▶ _WORK INSTRUCTIONS_
What lines of the data hold the string "quote"? Copy them all.

[DATA FOR THE TASK]

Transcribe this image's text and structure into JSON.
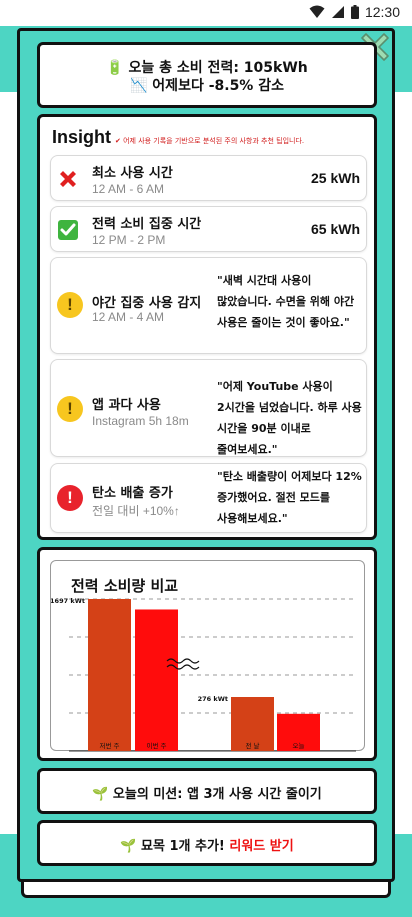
{
  "status": {
    "time": "12:30"
  },
  "summary": {
    "line1": "🔋 오늘 총 소비 전력: 105kWh",
    "line2": "📉 어제보다 -8.5% 감소"
  },
  "insight": {
    "title": "Insight",
    "subtitle": "✔ 어제 사용 기록을 기반으로 분석된 주의 사항과 추천 팁입니다.",
    "items": [
      {
        "icon": "red-x-icon",
        "title": "최소 사용 시간",
        "sub": "12 AM - 6 AM",
        "value": "25 kWh"
      },
      {
        "icon": "green-check-icon",
        "title": "전력 소비 집중 시간",
        "sub": "12 PM - 2 PM",
        "value": "65 kWh"
      },
      {
        "icon": "yellow-warning-icon",
        "title": "야간 집중 사용 감지",
        "sub": "12 AM - 4 AM",
        "quote": "\"새벽 시간대 사용이 많았습니다. 수면을 위해 야간 사용은 줄이는 것이 좋아요.\""
      },
      {
        "icon": "yellow-warning-icon",
        "title": "앱 과다 사용",
        "sub": "Instagram 5h 18m",
        "quote": "\"어제 YouTube 사용이 2시간을 넘었습니다. 하루 사용 시간을 90분 이내로 줄여보세요.\""
      },
      {
        "icon": "red-alert-icon",
        "title": "탄소 배출 증가",
        "sub": "전일 대비 +10%↑",
        "quote": "\"탄소 배출량이 어제보다 12% 증가했어요. 절전 모드를 사용해보세요.\""
      }
    ]
  },
  "chart_data": {
    "type": "bar",
    "title": "전력 소비량 비교",
    "categories": [
      "저번 주",
      "이번 주",
      "전 날",
      "오늘"
    ],
    "values": [
      1697,
      1580,
      276,
      190
    ],
    "data_labels": [
      "1697 kWt",
      "",
      "276 kWt",
      ""
    ],
    "bar_colors": [
      "#d44117",
      "#ff0c0c",
      "#d44117",
      "#ff0c0c"
    ],
    "axis_break": true,
    "grid": true
  },
  "mission": {
    "text": "🌱 오늘의 미션: 앱 3개 사용 시간 줄이기"
  },
  "reward": {
    "prefix": "🌱 묘목 1개 추가! ",
    "link": "리워드 받기"
  }
}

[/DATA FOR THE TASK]

▶ _RESULT BELOW_
        "quote": "\"새벽 시간대 사용이 많았습니다. 수면을 위해 야간 사용은 줄이는 것이 좋아요.\""
        "quote": "\"어제 YouTube 사용이 2시간을 넘었습니다. 하루 사용 시간을 90분 이내로 줄여보세요.\""
        "quote": "\"탄소 배출량이 어제보다 12% 증가했어요. 절전 모드를 사용해보세요.\""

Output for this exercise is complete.